Most buildings have specific requirements for the surface burning characteristics of the materials used in construction. These requirements are typically in place to help ensure that building occupants have enough time to safely vacate the building in the event of a fire. One of the most common requirements pertaining to the surface burning characteristics of mechanical insulation is what’s referred to as the flame spread/smoke developed. This test is a comparative test that is designed to evaluate the how quickly the tested material ignites and how much smoke is developed (smoke density) while it burns when compared to specific reference materials.
The test used to establish the surface burning characteristics of a material is ASTM E84: Standard Test Method for Surface Burning Characteristics of Building Materials (this test is interchangeable with UL 723: Standard for Test for Surface Burning Characteristics of Building Materials). This test is used to evaluate materials in the ceiling configuration with an exposed face to the ignition source. In commercial mechanical insulation applications, the requirement we see most often is for the ASTM E84 test is < 25 flame spread and < 50 smoke developed (typically referred to as 25/50).
It is important to note that ASTM E84 is used to measure and describe the response of materials, products, or assemblies to heat and flame under controlled conditions and so does not by itself incorporate all factors required for fire-hazard or fire-risk assessment. Nor does it predict the performance of the materials, products, or assemblies under actual fire conditions.1
The industry has established that materials that fall within the 25/50 indices pose an acceptable level of risk for most occupied building applications. Materials that rate in higher indices during the ASTM E84 test are often deemed too great a risk to be left exposed to occupied spaces and are typically permissible only for use in outdoor or protected applications.
In reviewing ASTM E84 test results, it’s important to understand that the results represent relative performance not exact or absolute numbers. The results refer to the performance of the materials compared to three different calibration materials:

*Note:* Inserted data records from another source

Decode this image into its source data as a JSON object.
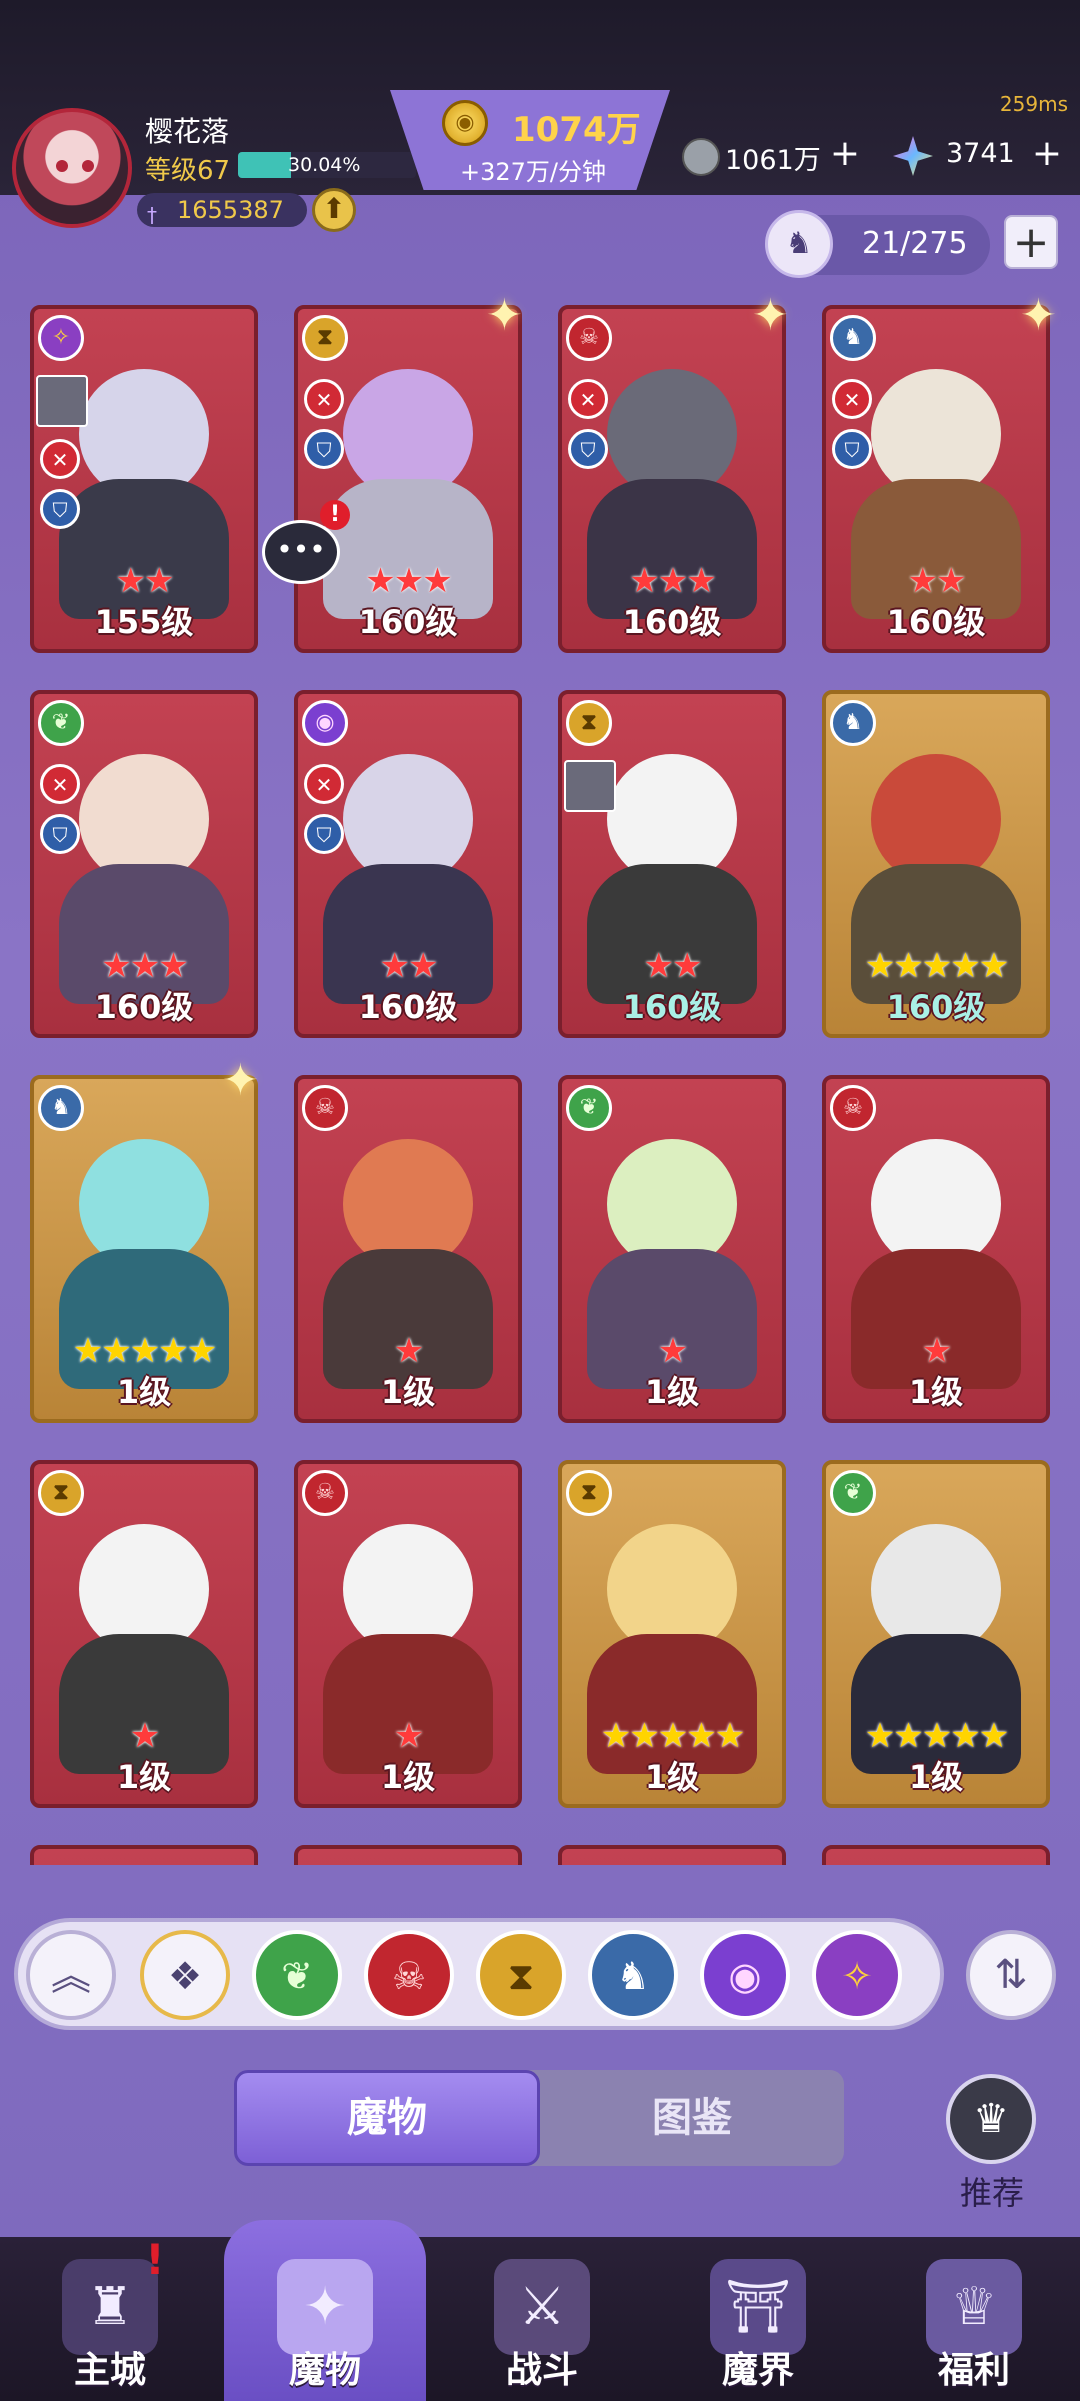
{
  "header": {
    "player_name": "樱花落",
    "player_level": "等级67",
    "xp_percent_text": "30.04%",
    "xp_fraction": 0.3004,
    "power": "1655387",
    "gold_value": "1074万",
    "gold_rate": "+327万/分钟",
    "ping": "259ms",
    "resource1_value": "1061万",
    "resource2_value": "3741",
    "plus_symbol": "+"
  },
  "storage": {
    "count": "21/275",
    "add_symbol": "+"
  },
  "cards": [
    {
      "level": "155级",
      "stars": "★★",
      "star_color": "red",
      "frame": "red",
      "faction": "rune-icon",
      "faction_glyph": "✧",
      "has_combat_icons": true,
      "accent": "#d6d4ea",
      "body": "#3a3a4a"
    },
    {
      "level": "160级",
      "stars": "★★★",
      "star_color": "red",
      "frame": "red",
      "faction": "sand-icon",
      "faction_glyph": "⧗",
      "has_combat_icons": true,
      "accent": "#c9a6e6",
      "body": "#b7b4c8"
    },
    {
      "level": "160级",
      "stars": "★★★",
      "star_color": "red",
      "frame": "red",
      "faction": "demon-icon",
      "faction_glyph": "☠",
      "has_combat_icons": true,
      "accent": "#6a6a78",
      "body": "#3b3447"
    },
    {
      "level": "160级",
      "stars": "★★",
      "star_color": "red",
      "frame": "red",
      "faction": "dragon-icon",
      "faction_glyph": "♞",
      "has_combat_icons": true,
      "accent": "#ece4d8",
      "body": "#8a5a3a"
    },
    {
      "level": "160级",
      "stars": "★★★",
      "star_color": "red",
      "frame": "red",
      "faction": "leaf-icon",
      "faction_glyph": "❦",
      "has_combat_icons": true,
      "accent": "#f1dcd0",
      "body": "#5a4a6a"
    },
    {
      "level": "160级",
      "stars": "★★",
      "star_color": "red",
      "frame": "red",
      "faction": "eye-icon",
      "faction_glyph": "◉",
      "has_combat_icons": true,
      "accent": "#d8d4e8",
      "body": "#3a3550"
    },
    {
      "level": "160级",
      "stars": "★★",
      "star_color": "red",
      "frame": "red",
      "faction": "sand-icon",
      "faction_glyph": "⧗",
      "has_combat_icons": false,
      "accent": "#f3f3f3",
      "body": "#3a3a3a",
      "level_color": "teal"
    },
    {
      "level": "160级",
      "stars": "★★★★★",
      "star_color": "yellow",
      "frame": "gold",
      "faction": "dragon-icon",
      "faction_glyph": "♞",
      "has_combat_icons": false,
      "accent": "#c94a3a",
      "body": "#5a4e3a",
      "level_color": "teal"
    },
    {
      "level": "1级",
      "stars": "★★★★★",
      "star_color": "yellow",
      "frame": "gold",
      "faction": "dragon-icon",
      "faction_glyph": "♞",
      "has_combat_icons": false,
      "accent": "#8fe0e0",
      "body": "#2f6a7a"
    },
    {
      "level": "1级",
      "stars": "★",
      "star_color": "red",
      "frame": "red",
      "faction": "demon-icon",
      "faction_glyph": "☠",
      "has_combat_icons": false,
      "accent": "#e07a52",
      "body": "#4a3a3a"
    },
    {
      "level": "1级",
      "stars": "★",
      "star_color": "red",
      "frame": "red",
      "faction": "leaf-icon",
      "faction_glyph": "❦",
      "has_combat_icons": false,
      "accent": "#dcefc0",
      "body": "#5a4a6a"
    },
    {
      "level": "1级",
      "stars": "★",
      "star_color": "red",
      "frame": "red",
      "faction": "demon-icon",
      "faction_glyph": "☠",
      "has_combat_icons": false,
      "accent": "#f3f3f3",
      "body": "#8a2a2a"
    },
    {
      "level": "1级",
      "stars": "★",
      "star_color": "red",
      "frame": "red",
      "faction": "sand-icon",
      "faction_glyph": "⧗",
      "has_combat_icons": false,
      "accent": "#f3f3f3",
      "body": "#3a3a3a"
    },
    {
      "level": "1级",
      "stars": "★",
      "star_color": "red",
      "frame": "red",
      "faction": "demon-icon",
      "faction_glyph": "☠",
      "has_combat_icons": false,
      "accent": "#f3f3f3",
      "body": "#8a2a2a"
    },
    {
      "level": "1级",
      "stars": "★★★★★",
      "star_color": "yellow",
      "frame": "gold",
      "faction": "sand-icon",
      "faction_glyph": "⧗",
      "has_combat_icons": false,
      "accent": "#f2d48a",
      "body": "#8a2a2a"
    },
    {
      "level": "1级",
      "stars": "★★★★★",
      "star_color": "yellow",
      "frame": "gold",
      "faction": "leaf-icon",
      "faction_glyph": "❦",
      "has_combat_icons": false,
      "accent": "#e8e8e8",
      "body": "#2a2a3a"
    }
  ],
  "filters": {
    "items": [
      "collapse-icon",
      "all-factions-icon",
      "leaf-faction-icon",
      "demon-faction-icon",
      "sand-faction-icon",
      "dragon-faction-icon",
      "eye-faction-icon",
      "rune-faction-icon"
    ]
  },
  "tabs": {
    "monsters": "魔物",
    "codex": "图鉴"
  },
  "recommend": {
    "label": "推荐"
  },
  "bottom_nav": [
    {
      "label": "主城",
      "icon": "castle-icon"
    },
    {
      "label": "魔物",
      "icon": "flame-icon"
    },
    {
      "label": "战斗",
      "icon": "sword-shield-icon"
    },
    {
      "label": "魔界",
      "icon": "portal-icon"
    },
    {
      "label": "福利",
      "icon": "gift-crown-icon"
    }
  ]
}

1. The first calibration material is cement board. Cement board has a flame spread of 0 and a smoke developed of 0. Essentially, this is a material that does not contribute to flames or smoke.
2. The second calibration material is Red Oak, and it has a flame spread of 100.
3. The third calibration material is Heptane, with a smoke density rating of 100.
The calibration materials are used for two purposes. First, to ensure the equipment variables in the test are calibrated appropriately and consistently. In the case of the red oak control used for calibration, the flames must spread 19.5 feet in 5 ½ minutes (± 15 seconds), which results in the defined flame spread of 100. This helps researchers ensure that all materials are being tested under the same conditions. The second purpose for the calibration materials is to offer a comparative control for test materials.
During the test, a material is placed in a 25-foot, metal, refractory brick-lined tunnel, called a Steiner Tunnel. It is then exposed to calibrated flames for 10 minutes. The test produces a curve (flame spread x time) that researchers can use to calculate the comparative performance of test material against red oak. Since we know how quickly the flames spread on the red oak, this can help establish how a material might contribute to the spread of an actual fire; however the reported flame spread values of the tested materials aren’t necessarily linearly related to the red oak value.
It’s also worth noting that there is no correlation between the flame spread and the smoke density. A material could ignite and spread quickly, while still producing very little smoke, or it could burn slowly while producing a significant amount of smoke. The two measures are unrelated.
When measuring smoke density, the test evaluates how much light penetrates through the smoke while the material burns over the 10-minute test. The smoke values are plotted and the area under the curve during the entire test is used to determine the smoke-developed index. During calibration for the smoke density test, heptane and cement board have been assigned the smoke developed index of 100 and 0 respectively. A material with a smoke developed index of < 50 will produce 50% less smoke than heptane.
This ASTM E84 test is especially important when it comes to establishing which materials can be used in plenum spaces. Plenums are oxygen-rich environments that often house ducts, pipes, and electrical systems. If a fire were to break out in a plenum space, it could easily pump smoke throughout the building because of the duct system, and it also has the potential grow rapidly because of the oxygen excess. As a result, plenums have particularly stringent requirements about the types of materials that can be used.
This becomes tremendously relevant when we look at the growing trend in in mechanical applications toward using PVC and PP-R pipes, which are combustible, instead of incombustible metal pipes. PVC and PP-R are lighter, easier to install, and less expensive than metal pipes, making them an appealing alternative for some applications. Since these pipes are becoming more common, the international mechanical code calls for all combustible pipes to be covered with a 25/50 listed and labeled ASTM E84 material.
Join us for our webinar, Insulating Combustible Pipes in Plenums, on April 21, 2021 at 2:00 PM ET to learn more about the precautions you need to take for insulating combustible pipes in plenums.
To learn more about specifying materials that meet fire ratings without sacrificing system performance, register for our Insulation Intel® Webinar: Insulating Combustible Pipes in Plenums.
Sources: https://www.astm.org/Standards/E84.htm, Section 1.8